(Collected data)
● ● ● ● ● ● ●
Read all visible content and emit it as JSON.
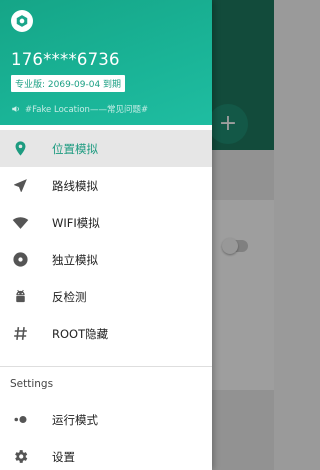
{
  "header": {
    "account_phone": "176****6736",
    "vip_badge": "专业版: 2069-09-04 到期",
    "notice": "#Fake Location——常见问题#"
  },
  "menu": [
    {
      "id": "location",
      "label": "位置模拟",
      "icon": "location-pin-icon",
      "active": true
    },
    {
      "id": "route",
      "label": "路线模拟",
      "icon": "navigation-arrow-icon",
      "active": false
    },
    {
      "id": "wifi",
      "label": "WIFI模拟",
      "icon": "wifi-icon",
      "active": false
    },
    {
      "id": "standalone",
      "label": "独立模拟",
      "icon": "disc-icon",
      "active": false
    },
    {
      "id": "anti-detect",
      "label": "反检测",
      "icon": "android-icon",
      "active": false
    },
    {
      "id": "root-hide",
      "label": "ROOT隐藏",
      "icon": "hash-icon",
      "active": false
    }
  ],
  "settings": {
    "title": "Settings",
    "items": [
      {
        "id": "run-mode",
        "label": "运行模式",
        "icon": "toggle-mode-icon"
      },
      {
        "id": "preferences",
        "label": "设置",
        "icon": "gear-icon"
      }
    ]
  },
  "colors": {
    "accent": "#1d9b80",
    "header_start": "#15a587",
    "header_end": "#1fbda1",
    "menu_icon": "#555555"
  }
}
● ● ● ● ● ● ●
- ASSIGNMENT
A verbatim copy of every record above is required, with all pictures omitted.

- SOLVED EXERCISE
Read all visible content and emit it as JSON.
{
  "header": {
    "account_phone": "176****6736",
    "vip_badge": "专业版: 2069-09-04 到期",
    "notice": "#Fake Location——常见问题#"
  },
  "menu": [
    {
      "id": "location",
      "label": "位置模拟",
      "icon": "location-pin-icon",
      "active": true
    },
    {
      "id": "route",
      "label": "路线模拟",
      "icon": "navigation-arrow-icon",
      "active": false
    },
    {
      "id": "wifi",
      "label": "WIFI模拟",
      "icon": "wifi-icon",
      "active": false
    },
    {
      "id": "standalone",
      "label": "独立模拟",
      "icon": "disc-icon",
      "active": false
    },
    {
      "id": "anti-detect",
      "label": "反检测",
      "icon": "android-icon",
      "active": false
    },
    {
      "id": "root-hide",
      "label": "ROOT隐藏",
      "icon": "hash-icon",
      "active": false
    }
  ],
  "settings": {
    "title": "Settings",
    "items": [
      {
        "id": "run-mode",
        "label": "运行模式",
        "icon": "toggle-mode-icon"
      },
      {
        "id": "preferences",
        "label": "设置",
        "icon": "gear-icon"
      }
    ]
  },
  "colors": {
    "accent": "#1d9b80",
    "header_start": "#15a587",
    "header_end": "#1fbda1",
    "menu_icon": "#555555"
  }
}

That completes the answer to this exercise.